RECORDS FOR THIS TASK Block Start

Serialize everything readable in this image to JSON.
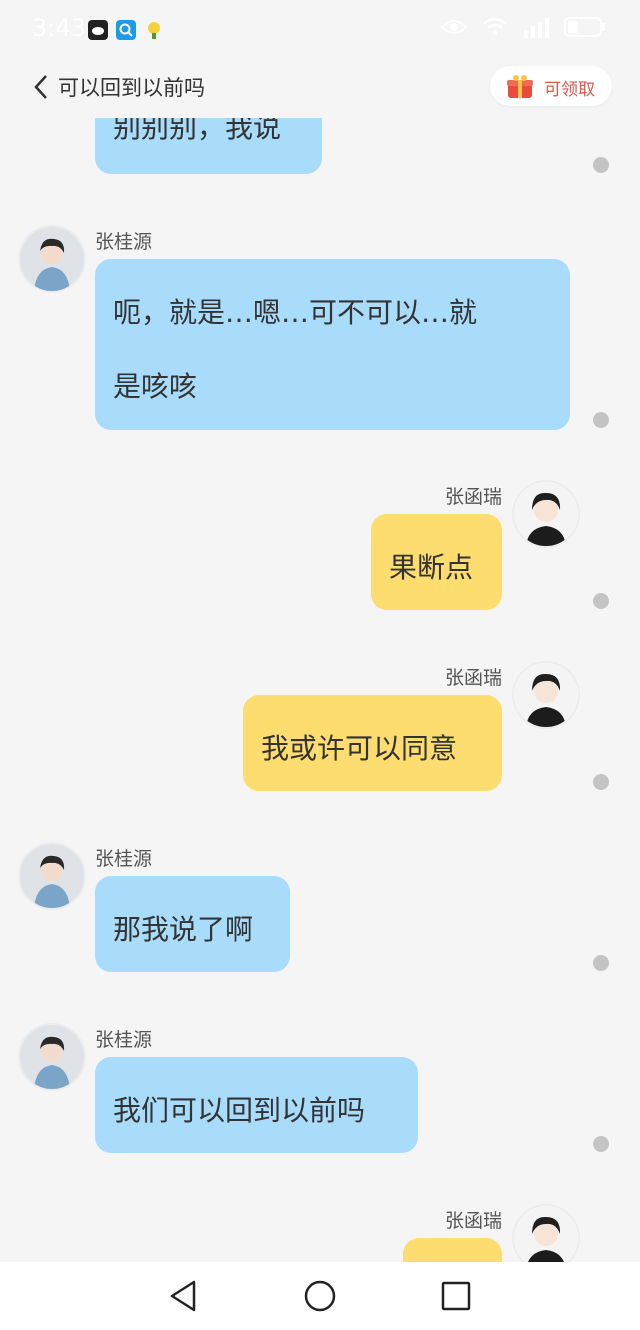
{
  "status_bar": {
    "time": "3:43",
    "icons": [
      "message-app-icon",
      "search-app-icon",
      "lottery-app-icon",
      "eye-icon",
      "wifi-icon",
      "signal-icon",
      "battery-icon"
    ]
  },
  "header": {
    "title": "可以回到以前吗",
    "reward_label": "可领取"
  },
  "messages": [
    {
      "side": "left",
      "sender": "",
      "text": "别别别，我说"
    },
    {
      "side": "left",
      "sender": "张桂源",
      "lines": [
        "呃，就是…嗯…可不可以…就",
        "是咳咳"
      ]
    },
    {
      "side": "right",
      "sender": "张函瑞",
      "text": "果断点"
    },
    {
      "side": "right",
      "sender": "张函瑞",
      "text": "我或许可以同意"
    },
    {
      "side": "left",
      "sender": "张桂源",
      "text": "那我说了啊"
    },
    {
      "side": "left",
      "sender": "张桂源",
      "text": "我们可以回到以前吗"
    },
    {
      "side": "right",
      "sender": "张函瑞",
      "text": ""
    }
  ],
  "colors": {
    "left_bubble": "#a9dcfb",
    "right_bubble": "#fddc70",
    "background": "#f5f5f5",
    "read_dot": "#c4c4c4"
  },
  "nav": {
    "icons": [
      "back-triangle-icon",
      "home-circle-icon",
      "recents-square-icon"
    ]
  }
}
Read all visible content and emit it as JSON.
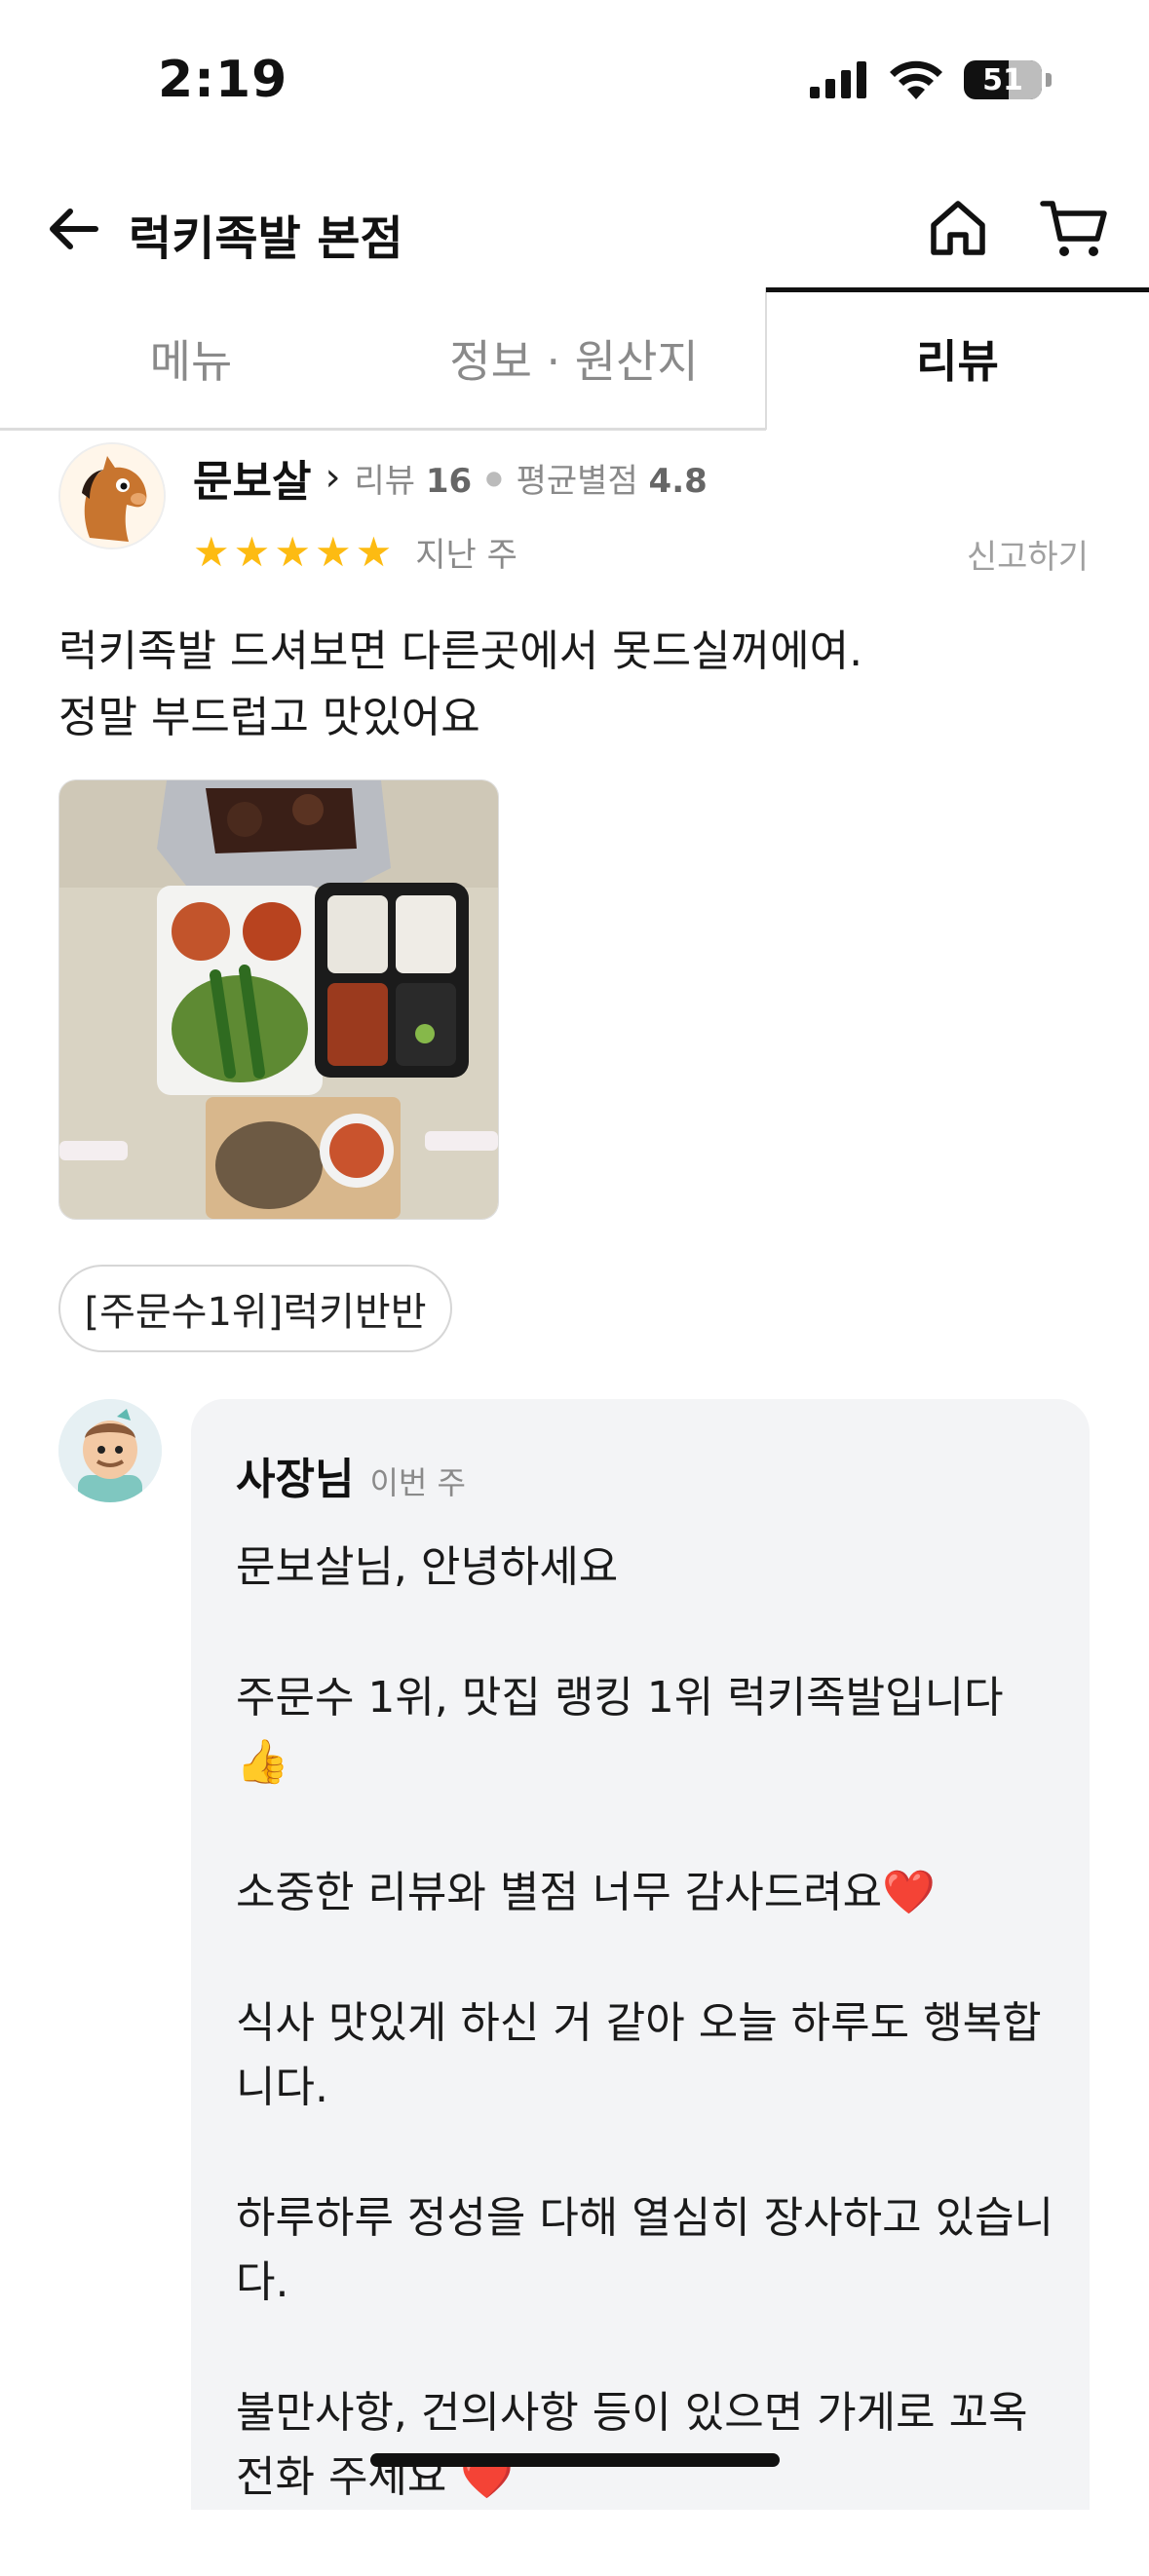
{
  "status_bar": {
    "time": "2:19",
    "battery": "51"
  },
  "header": {
    "title": "럭키족발 본점"
  },
  "tabs": [
    {
      "label": "메뉴",
      "active": false
    },
    {
      "label": "정보 · 원산지",
      "active": false
    },
    {
      "label": "리뷰",
      "active": true
    }
  ],
  "review": {
    "reviewer_name": "문보살",
    "review_count_label": "리뷰",
    "review_count": "16",
    "avg_rating_label": "평균별점",
    "avg_rating": "4.8",
    "stars": 5,
    "time": "지난 주",
    "report_label": "신고하기",
    "text_line1": "럭키족발 드셔보면 다른곳에서 못드실꺼에여.",
    "text_line2": "정말 부드럽고 맛있어요",
    "menu_chip": "[주문수1위]럭키반반"
  },
  "owner_reply": {
    "author": "사장님",
    "time": "이번 주",
    "paragraphs": [
      "문보살님, 안녕하세요",
      "주문수 1위, 맛집 랭킹 1위 럭키족발입니다👍",
      "소중한 리뷰와 별점 너무 감사드려요❤️",
      "식사 맛있게 하신 거 같아 오늘 하루도 행복합니다.",
      "하루하루 정성을 다해 열심히 장사하고 있습니다.",
      "불만사항, 건의사항 등이 있으면 가게로 꼬옥 전화 주세요 ❤️"
    ]
  },
  "colors": {
    "star": "#fdbb12",
    "accent": "#111111",
    "reply_bg": "#f3f4f6"
  },
  "icons": [
    "back-arrow-icon",
    "home-icon",
    "cart-icon",
    "signal-icon",
    "wifi-icon",
    "battery-icon",
    "star-icon",
    "chevron-right-icon"
  ]
}
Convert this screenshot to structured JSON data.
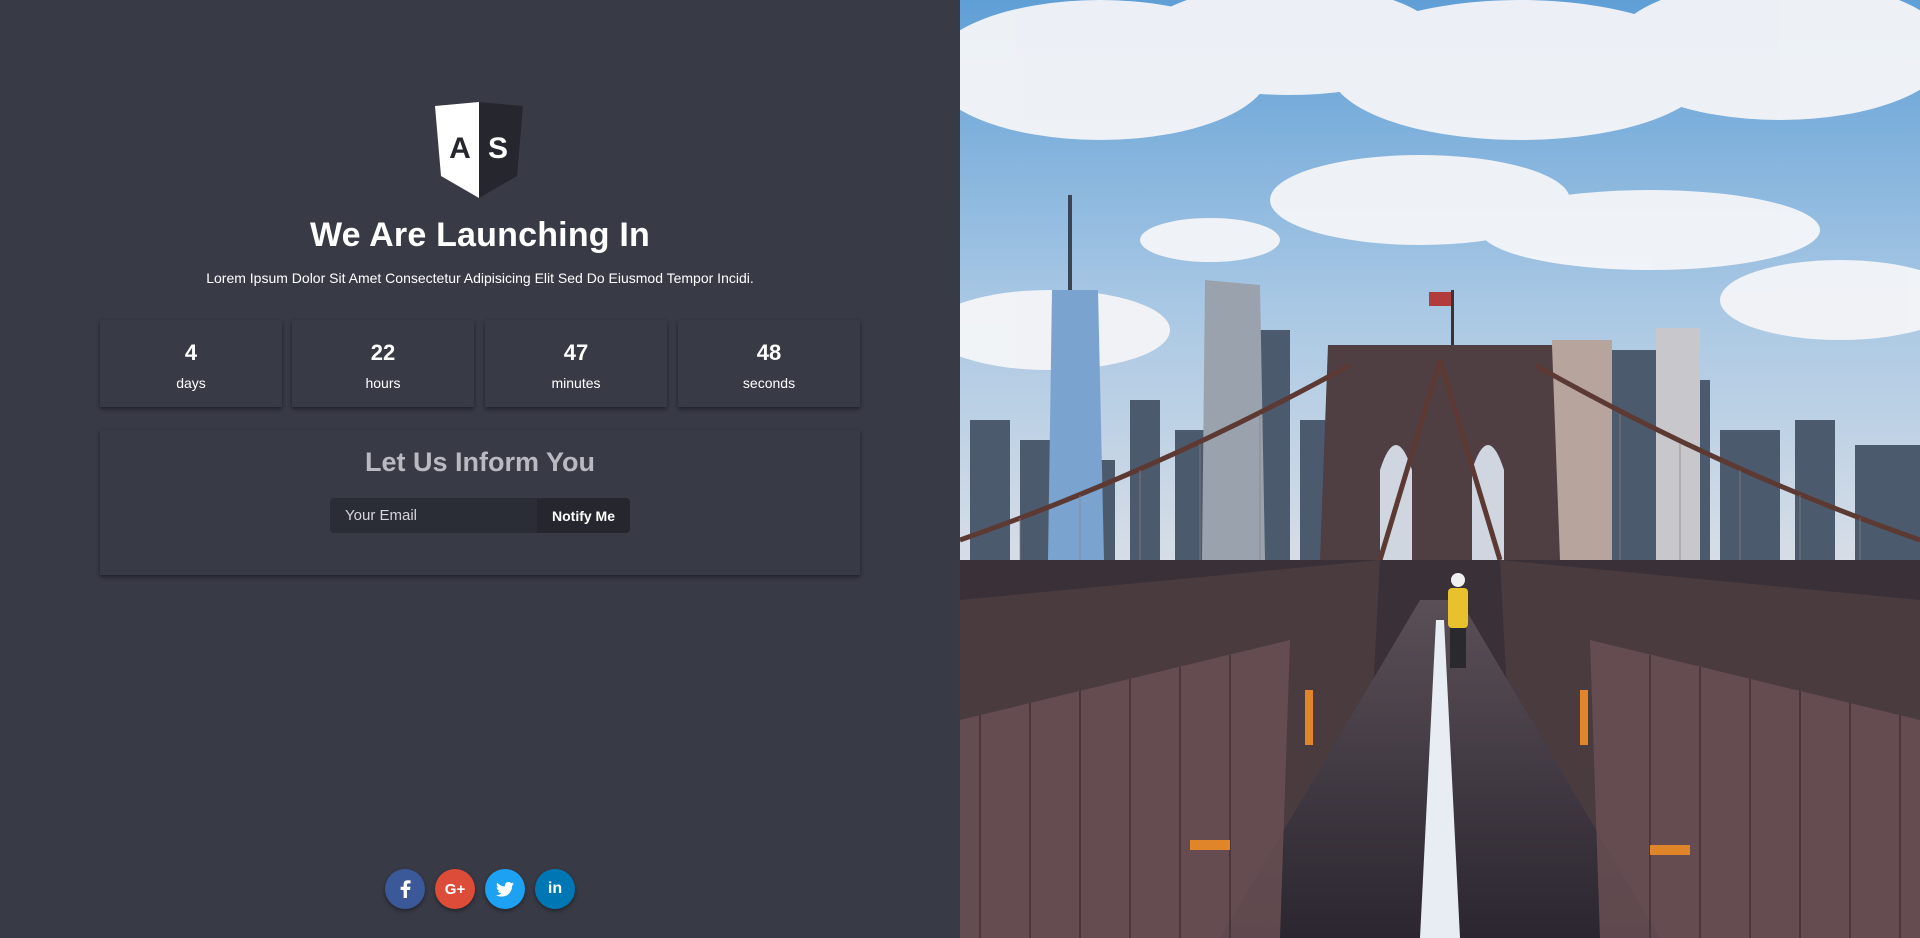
{
  "logo": {
    "letters": [
      "A",
      "S"
    ]
  },
  "hero": {
    "title": "We Are Launching In",
    "subtitle": "Lorem Ipsum Dolor Sit Amet Consectetur Adipisicing Elit Sed Do Eiusmod Tempor Incidi."
  },
  "countdown": [
    {
      "value": "4",
      "label": "days"
    },
    {
      "value": "22",
      "label": "hours"
    },
    {
      "value": "47",
      "label": "minutes"
    },
    {
      "value": "48",
      "label": "seconds"
    }
  ],
  "inform": {
    "title": "Let Us Inform You",
    "email_placeholder": "Your Email",
    "email_value": "",
    "button_label": "Notify Me"
  },
  "social": [
    {
      "name": "facebook",
      "icon": "facebook-icon",
      "color": "#3b5998"
    },
    {
      "name": "google-plus",
      "icon": "google-plus-icon",
      "color": "#dd4b39",
      "text": "G+"
    },
    {
      "name": "twitter",
      "icon": "twitter-icon",
      "color": "#1da1f2"
    },
    {
      "name": "linkedin",
      "icon": "linkedin-icon",
      "color": "#0077b5",
      "text": "in"
    }
  ],
  "colors": {
    "panel_bg": "#383a46",
    "input_bg": "#2b2d36",
    "button_bg": "#25262e",
    "inform_title": "#b9bac1"
  }
}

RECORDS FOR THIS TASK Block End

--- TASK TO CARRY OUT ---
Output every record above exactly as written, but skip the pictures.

--- EXPECTED OUTPUT ---
Serialize everything readable in this image to JSON.
{
  "status_bar": {
    "time": "3:43",
    "icons": [
      "message-app-icon",
      "search-app-icon",
      "lottery-app-icon",
      "eye-icon",
      "wifi-icon",
      "signal-icon",
      "battery-icon"
    ]
  },
  "header": {
    "title": "可以回到以前吗",
    "reward_label": "可领取"
  },
  "messages": [
    {
      "side": "left",
      "sender": "",
      "text": "别别别，我说"
    },
    {
      "side": "left",
      "sender": "张桂源",
      "lines": [
        "呃，就是…嗯…可不可以…就",
        "是咳咳"
      ]
    },
    {
      "side": "right",
      "sender": "张函瑞",
      "text": "果断点"
    },
    {
      "side": "right",
      "sender": "张函瑞",
      "text": "我或许可以同意"
    },
    {
      "side": "left",
      "sender": "张桂源",
      "text": "那我说了啊"
    },
    {
      "side": "left",
      "sender": "张桂源",
      "text": "我们可以回到以前吗"
    },
    {
      "side": "right",
      "sender": "张函瑞",
      "text": ""
    }
  ],
  "colors": {
    "left_bubble": "#a9dcfb",
    "right_bubble": "#fddc70",
    "background": "#f5f5f5",
    "read_dot": "#c4c4c4"
  },
  "nav": {
    "icons": [
      "back-triangle-icon",
      "home-circle-icon",
      "recents-square-icon"
    ]
  }
}
Read all visible content and emit it as JSON.
{
  "status_bar": {
    "time": "2:19",
    "battery": "51"
  },
  "header": {
    "title": "럭키족발 본점"
  },
  "tabs": [
    {
      "label": "메뉴",
      "active": false
    },
    {
      "label": "정보 · 원산지",
      "active": false
    },
    {
      "label": "리뷰",
      "active": true
    }
  ],
  "review": {
    "reviewer_name": "문보살",
    "review_count_label": "리뷰",
    "review_count": "16",
    "avg_rating_label": "평균별점",
    "avg_rating": "4.8",
    "stars": 5,
    "time": "지난 주",
    "report_label": "신고하기",
    "text_line1": "럭키족발 드셔보면 다른곳에서 못드실꺼에여.",
    "text_line2": "정말 부드럽고 맛있어요",
    "menu_chip": "[주문수1위]럭키반반"
  },
  "owner_reply": {
    "author": "사장님",
    "time": "이번 주",
    "paragraphs": [
      "문보살님, 안녕하세요",
      "주문수 1위, 맛집 랭킹 1위 럭키족발입니다👍",
      "소중한 리뷰와 별점 너무 감사드려요❤️",
      "식사 맛있게 하신 거 같아 오늘 하루도 행복합니다.",
      "하루하루 정성을 다해 열심히 장사하고 있습니다.",
      "불만사항, 건의사항 등이 있으면 가게로 꼬옥 전화 주세요 ❤️"
    ]
  },
  "colors": {
    "star": "#fdbb12",
    "accent": "#111111",
    "reply_bg": "#f3f4f6"
  },
  "icons": [
    "back-arrow-icon",
    "home-icon",
    "cart-icon",
    "signal-icon",
    "wifi-icon",
    "battery-icon",
    "star-icon",
    "chevron-right-icon"
  ]
}
Convert this screenshot to structured JSON data.
{
  "logo": {
    "letters": [
      "A",
      "S"
    ]
  },
  "hero": {
    "title": "We Are Launching In",
    "subtitle": "Lorem Ipsum Dolor Sit Amet Consectetur Adipisicing Elit Sed Do Eiusmod Tempor Incidi."
  },
  "countdown": [
    {
      "value": "4",
      "label": "days"
    },
    {
      "value": "22",
      "label": "hours"
    },
    {
      "value": "47",
      "label": "minutes"
    },
    {
      "value": "48",
      "label": "seconds"
    }
  ],
  "inform": {
    "title": "Let Us Inform You",
    "email_placeholder": "Your Email",
    "email_value": "",
    "button_label": "Notify Me"
  },
  "social": [
    {
      "name": "facebook",
      "icon": "facebook-icon",
      "color": "#3b5998"
    },
    {
      "name": "google-plus",
      "icon": "google-plus-icon",
      "color": "#dd4b39",
      "text": "G+"
    },
    {
      "name": "twitter",
      "icon": "twitter-icon",
      "color": "#1da1f2"
    },
    {
      "name": "linkedin",
      "icon": "linkedin-icon",
      "color": "#0077b5",
      "text": "in"
    }
  ],
  "colors": {
    "panel_bg": "#383a46",
    "input_bg": "#2b2d36",
    "button_bg": "#25262e",
    "inform_title": "#b9bac1"
  }
}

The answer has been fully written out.